+ NPR: Wearing A Mask Could Be Even More Important Than We Thought. It protects others from you. It might also mean that if you get Covid, it will be a more mild case.

+ Speaking of Covid, masks, and symptoms... yesterday's email edition of was missing the link for the NYT interactive, Could My Symptoms Be Covid-19? (I just didn't want you to worry...)

+ "As part of the standard protocol to greet President Trump on the tarmac in Cleveland, I took a COVID test. I tested positive. I have no symptoms at this time. I'm following protocol and will quarantine at home for the next 14 days." Ohio Gov. Mike DeWine tests positive for coronavirus.

6

A Little Bit of This, A Little Bit of That

WaPo on how parents are feeling about the Fall (I mean the Autumn, not the collapse). "Most American parents think it's unsafe to send their children back to school given the risks of the novel coronavirus, and more than 80 percent favor holding school at least partly online, according to a Washington Post-Schar School survey conducted by Ipsos. But parents also express serious concerns with online schooling and many are drawn to systems that mix the two." I'm endlessly bummed that my son will be starting high school on Zoom (and he's not that excited about staring at my balding head rising behind this laptop). But when it comes to this story, it pays to look back before we look forward. My kids should be attending school in person this Fall. So should yours. This is a self-inflicted wound, inflicted by the same administration ordering you to send your kids into germ warfare.

+ WaPo: A Mississippi town welcomed students back to school last week. Now 116 are home in quarantine. This is education. So for eff's sake, learn from these examples.

+ The truth behind a viral picture of a reopening school is worse than it looked.

7

Shock and Law
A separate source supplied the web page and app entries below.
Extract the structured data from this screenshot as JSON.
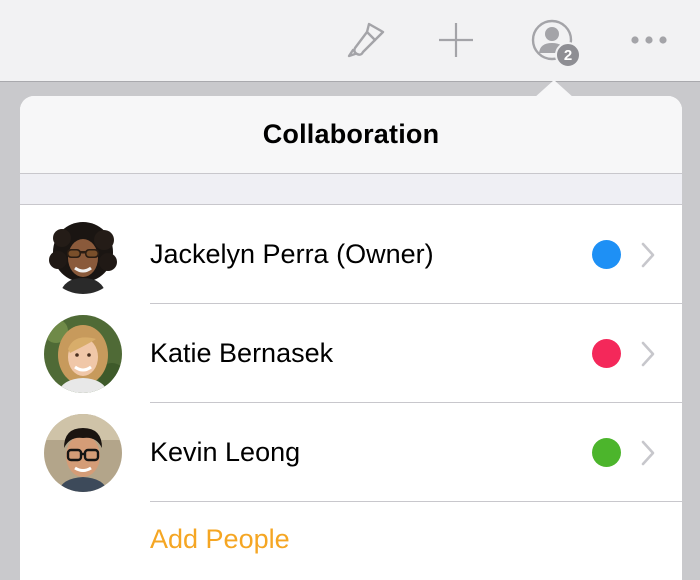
{
  "toolbar": {
    "icons": [
      "paintbrush-icon",
      "plus-icon",
      "collaboration-icon",
      "more-icon"
    ],
    "collaborator_count": "2"
  },
  "popover": {
    "title": "Collaboration",
    "collaborators": [
      {
        "name": "Jackelyn Perra (Owner)",
        "color": "#1e90f5"
      },
      {
        "name": "Katie Bernasek",
        "color": "#f4285a"
      },
      {
        "name": "Kevin Leong",
        "color": "#4cb52c"
      }
    ],
    "add_label": "Add People"
  },
  "colors": {
    "accent": "#f5a623",
    "toolbar_icon": "#a4a4a8"
  }
}
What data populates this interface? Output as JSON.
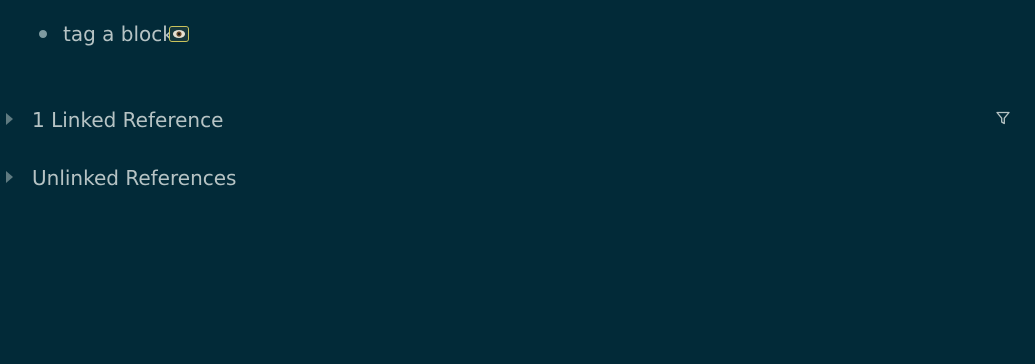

"In a court filing this week, prosecutors with the district attorney's office cited 'public reports of possibly extensive and protracted criminal conduct at the Trump Organization' and suggested that they were also investigating possible crimes involving bank and insurance fraud." Trump's Bank Was Subpoenaed by N.Y. Prosecutors in Criminal Inquiry. (A lot more is at stake for Trump than the White House gig.)

+ Biden on Trump's legal issues: "Look, the Justice Department is not the president's private law firm. The attorney general is not the president's private lawyer. I will not interfere with the Justice Department's judgment of whether or not they think they should pursue the prosecution of anyone that they think has violated the law." (Most of the cases are at the state and city level anyway...)

+ And the investigations know no borders. The Biggest Trump Financial Mystery? Where He Came Up With the Cash for His Scottish Resorts. "Scottish lawmakers are pushing to peer into Trump's finances using an anti-money-­laundering statute typically employed against kleptocrats, oligarchs, and crime kingpins."

8

Charge Dodger

"Wireless chargers lose a lot of energy compared to cables. They get even less efficient when the coils in the phone aren't aligned properly with the coils in the charging pad, a surprisingly common problem." OneZero: Wireless Charging Is a Disaster Waiting to Happen. (Unless its issues are fixed before it goes fully mainstream...)

9

Developing Story…

"Cars pulled up to the Fotomat location and dropped off film they wanted processed. After being shuttled via courier to a local photo lab, it would be ready for pick-up the following day. And aside from selling film and a foray into renting videocassette tapes, this was all Fotomat did." Overexposed: A History of Fotomat. We had one in my town. The interesting part is watching how the tiny huts are used by current companies like coffee drive-thrus, etc. Just the other day I was telling my wife I should rent the one near my childhood house and write NextDraft there.

10

Bottom of the News

"Caesar, better known as 'Caesar the No Drama Llama,' is a retired 6-year-old Argentine grand champion show llama that now works as a therapy llama and "llamactivist." One of his best talents is offering emotional-support hugs, which people line up to give him at protests and other places where Caesar shows up." WaPo: Therapy llama ‘Caesar the No Drama Llama' calms tensions at protests.

+ Breakfast macaroni and cheese coming in 2021, says Kraft. (Sure. Why allow your ventricles to sleep in?)